Disorientation and reduced visibility were factors in the death of a U.S. Air Force pilot who crashed his F-15C fighter jet off the coast of England earlier this year, service officials said in a statement Monday.
Air Force 1st Lt. Kenneth Allen, 27, with the RAF Lakenheath-based 48th Fighter Wing, was killed after his plane plunged into the North Sea about 140 miles northeast of the base on June 15.
An Air Force accident investigation board determined that the crash was the result of "the pilot's fixation on the intercept of the simulated adversary aircraft and failure to execute cockpit instrument visual scans" while flying through cloud cover and experiencing spatial disorientation, the report said.
The weather in the airspace at the time was reported to have multiple cloud layers up to 25,000 feet.

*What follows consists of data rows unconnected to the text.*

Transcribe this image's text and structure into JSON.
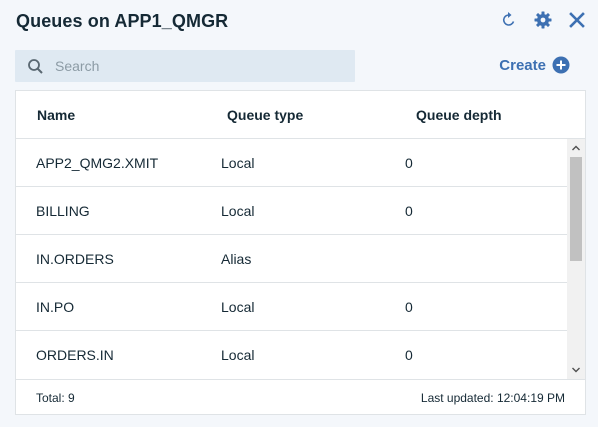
{
  "header": {
    "title": "Queues on APP1_QMGR",
    "icons": [
      "refresh-icon",
      "gear-icon",
      "close-icon"
    ]
  },
  "search": {
    "placeholder": "Search",
    "value": ""
  },
  "create": {
    "label": "Create"
  },
  "table": {
    "columns": [
      "Name",
      "Queue type",
      "Queue depth"
    ],
    "rows": [
      {
        "name": "APP2_QMG2.XMIT",
        "type": "Local",
        "depth": "0"
      },
      {
        "name": "BILLING",
        "type": "Local",
        "depth": "0"
      },
      {
        "name": "IN.ORDERS",
        "type": "Alias",
        "depth": ""
      },
      {
        "name": "IN.PO",
        "type": "Local",
        "depth": "0"
      },
      {
        "name": "ORDERS.IN",
        "type": "Local",
        "depth": "0"
      }
    ]
  },
  "footer": {
    "total": "Total: 9",
    "last_updated": "Last updated: 12:04:19 PM"
  },
  "colors": {
    "accent": "#3d70b2",
    "text": "#152935",
    "search_bg": "#dfe9f2",
    "page_bg": "#f4f7fb"
  }
}
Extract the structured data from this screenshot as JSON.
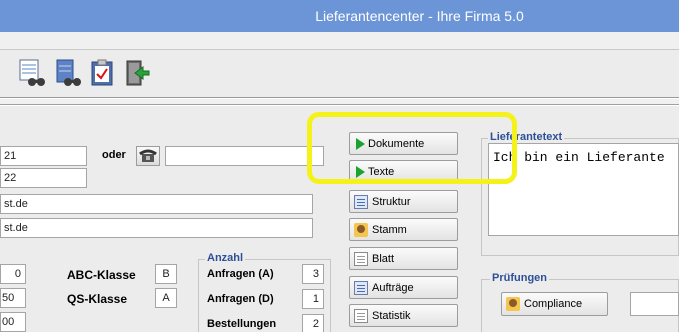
{
  "window": {
    "title": "Lieferantencenter - Ihre Firma 5.0"
  },
  "toolbar": {
    "icons": [
      "table-search-icon",
      "server-search-icon",
      "clipboard-check-icon",
      "exit-door-icon"
    ]
  },
  "contact": {
    "phone1": "21",
    "oder_label": "oder",
    "phone2": "22",
    "email1": "st.de",
    "email2": "st.de",
    "oder_value": ""
  },
  "stats": {
    "left_values": [
      "0",
      "50",
      "00"
    ],
    "abc_label": "ABC-Klasse",
    "abc_value": "B",
    "qs_label": "QS-Klasse",
    "qs_value": "A"
  },
  "anzahl": {
    "title": "Anzahl",
    "rows": [
      {
        "label": "Anfragen (A)",
        "value": "3"
      },
      {
        "label": "Anfragen (D)",
        "value": "1"
      },
      {
        "label": "Bestellungen",
        "value": "2"
      }
    ]
  },
  "buttons": {
    "dokumente": "Dokumente",
    "texte": "Texte",
    "struktur": "Struktur",
    "stamm": "Stamm",
    "blatt": "Blatt",
    "auftraege": "Aufträge",
    "statistik": "Statistik"
  },
  "lieferantetext": {
    "title": "Lieferantetext",
    "content": "Ich bin ein Lieferante"
  },
  "pruefungen": {
    "title": "Prüfungen",
    "compliance": "Compliance",
    "field_value": ""
  },
  "colors": {
    "titlebar": "#6b95d6",
    "highlight": "#f4f218",
    "group_title": "#2d4f97"
  }
}
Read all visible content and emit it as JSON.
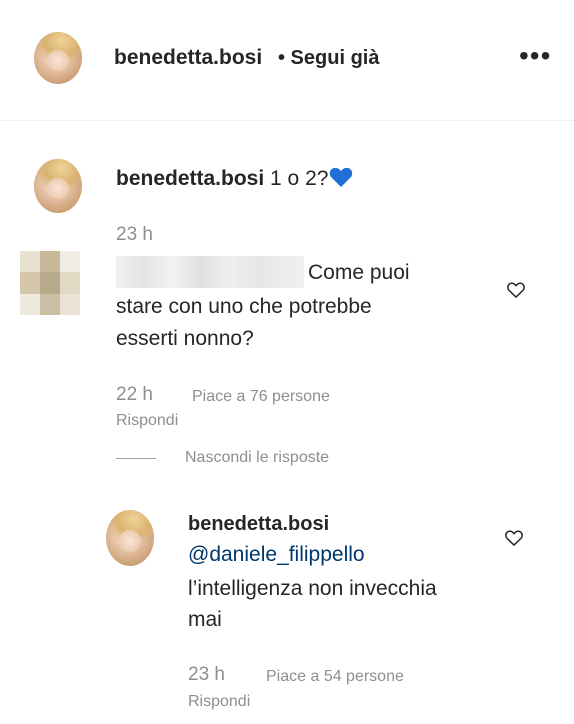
{
  "header": {
    "username": "benedetta.bosi",
    "follow_status": "• Segui già",
    "more_label": "•••"
  },
  "caption": {
    "username": "benedetta.bosi",
    "text": "1 o 2?",
    "emoji": "💙",
    "time": "23 h"
  },
  "comment": {
    "text_line1": "Come puoi",
    "text_line2": "stare con uno che potrebbe",
    "text_line3": "esserti nonno?",
    "time": "22 h",
    "likes": "Piace a 76 persone",
    "reply_label": "Rispondi",
    "hide_replies": "Nascondi le risposte"
  },
  "reply": {
    "username": "benedetta.bosi",
    "mention": "@daniele_filippello",
    "text_line1": "l’intelligenza non invecchia",
    "text_line2": "mai",
    "time": "23 h",
    "likes": "Piace a 54 persone",
    "reply_label": "Rispondi"
  },
  "colors": {
    "heart_blue": "#1f6fd6",
    "mention": "#00376b",
    "muted": "#8e8e8e"
  }
}
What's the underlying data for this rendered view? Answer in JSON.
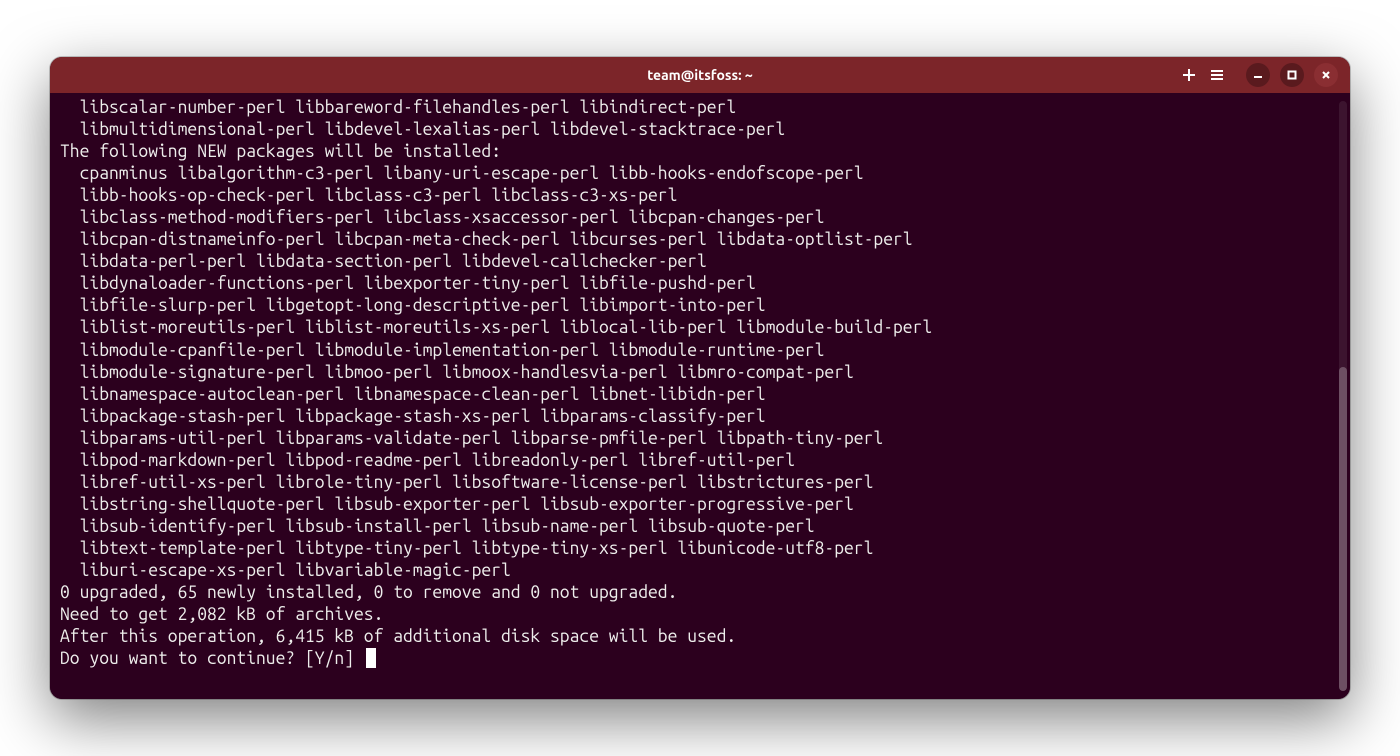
{
  "titlebar": {
    "title": "team@itsfoss: ~"
  },
  "terminal": {
    "lines": [
      "  libscalar-number-perl libbareword-filehandles-perl libindirect-perl",
      "  libmultidimensional-perl libdevel-lexalias-perl libdevel-stacktrace-perl",
      "The following NEW packages will be installed:",
      "  cpanminus libalgorithm-c3-perl libany-uri-escape-perl libb-hooks-endofscope-perl",
      "  libb-hooks-op-check-perl libclass-c3-perl libclass-c3-xs-perl",
      "  libclass-method-modifiers-perl libclass-xsaccessor-perl libcpan-changes-perl",
      "  libcpan-distnameinfo-perl libcpan-meta-check-perl libcurses-perl libdata-optlist-perl",
      "  libdata-perl-perl libdata-section-perl libdevel-callchecker-perl",
      "  libdynaloader-functions-perl libexporter-tiny-perl libfile-pushd-perl",
      "  libfile-slurp-perl libgetopt-long-descriptive-perl libimport-into-perl",
      "  liblist-moreutils-perl liblist-moreutils-xs-perl liblocal-lib-perl libmodule-build-perl",
      "  libmodule-cpanfile-perl libmodule-implementation-perl libmodule-runtime-perl",
      "  libmodule-signature-perl libmoo-perl libmoox-handlesvia-perl libmro-compat-perl",
      "  libnamespace-autoclean-perl libnamespace-clean-perl libnet-libidn-perl",
      "  libpackage-stash-perl libpackage-stash-xs-perl libparams-classify-perl",
      "  libparams-util-perl libparams-validate-perl libparse-pmfile-perl libpath-tiny-perl",
      "  libpod-markdown-perl libpod-readme-perl libreadonly-perl libref-util-perl",
      "  libref-util-xs-perl librole-tiny-perl libsoftware-license-perl libstrictures-perl",
      "  libstring-shellquote-perl libsub-exporter-perl libsub-exporter-progressive-perl",
      "  libsub-identify-perl libsub-install-perl libsub-name-perl libsub-quote-perl",
      "  libtext-template-perl libtype-tiny-perl libtype-tiny-xs-perl libunicode-utf8-perl",
      "  liburi-escape-xs-perl libvariable-magic-perl",
      "0 upgraded, 65 newly installed, 0 to remove and 0 not upgraded.",
      "Need to get 2,082 kB of archives.",
      "After this operation, 6,415 kB of additional disk space will be used.",
      "Do you want to continue? [Y/n]"
    ]
  }
}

Other pilots in the vicinity said the horizon was "difficult if not impossible to discern below" 9,000 feet, according to the report.
Allen, was considered an inexperienced pilot with about 271 total flight hours, including more than half in the F-15C simulator.
On the day of the crash, he was participating in routine training, flying as the No. 4 jet in a four-against-six air-to-air exercise.
While flying east at 20,300 feet, Allen was directed to make a hard-right turn back toward the west and look for the adversary aircraft at a lower altitude, the report said.
Allen made the turn and simulated a missile shot against the other aircraft and continued his descent to 12,000 feet. When told his simulated strike was a probable miss, Allen entered a steep diving left turn to intercept the aircraft, descending at one point to a vertical velocity of 38,800 feet per minute, the report said.
At about 1,000 feet, Allen maneuvered his aircraft to nearly wings-level and pulled 8.2 G-forces in an apparent attempt to recover his jet above the water, the report said.
In his findings, board president Maj. Gen. Dean Tremps said it appeared Allen was focused on intercepting the other aircraft either visually or with his radar "and did not monitor his aircraft altitude, airspeed and attitude cockpit instruments."
As he exited the low cloud layer at about 1,000 feet with a "visible horizon and ‘ground rush' of the rapidly approaching ocean," he sensed his position and tried to recover the aircraft, but was unable due to his speed and altitude, Tremps wrote in his opinion summary.
Allen's "fixation on his intercept" of the other aircraft and failure to use his cockpit instrument visual scans caused the mishap, Tremps said, with reduced visibility and lack of a discernible horizon resulting in spatial disorientation.
Allen hit the water at about 651 miles per hour. Tremps said there was no evidence that he attempted to eject, though he was at too low of an altitude for a successful ejection.
The aircraft, valued at an estimated $45 million, was destroyed.
A search and rescue effort, hampered by poor visibility near the crash site, was launched by U.S. Air Force and United Kingdom coast guard and navy assets.
About two hours after the crash, teams located an oil slick and the pilot's shredded life raft. Other items recovered from the debris field included the pilot's survival kit and unopened parachute. Allen's body was recovered the same day, the report said.
The report ruled out aircraft malfunction, component failure and maintenance issues as contributing factors to the crash.
"Lt. Allen was an outstanding officer and a tremendous asset to the team," Gen. Jeff Harrigian, U.S. Air Forces in Europe and Air Forces Africa commander, said in a statement. "No words can compensate for such a painful and sudden loss."
The commander of the 48th Fighter Wing, Col. Jason Camilletti, said the wing and especially Allen's 493rd Fighter Squadron were "truly touched by the tremendous outpouring of support from families, friends and partners around the globe in our time of grieving."
This story has been updated.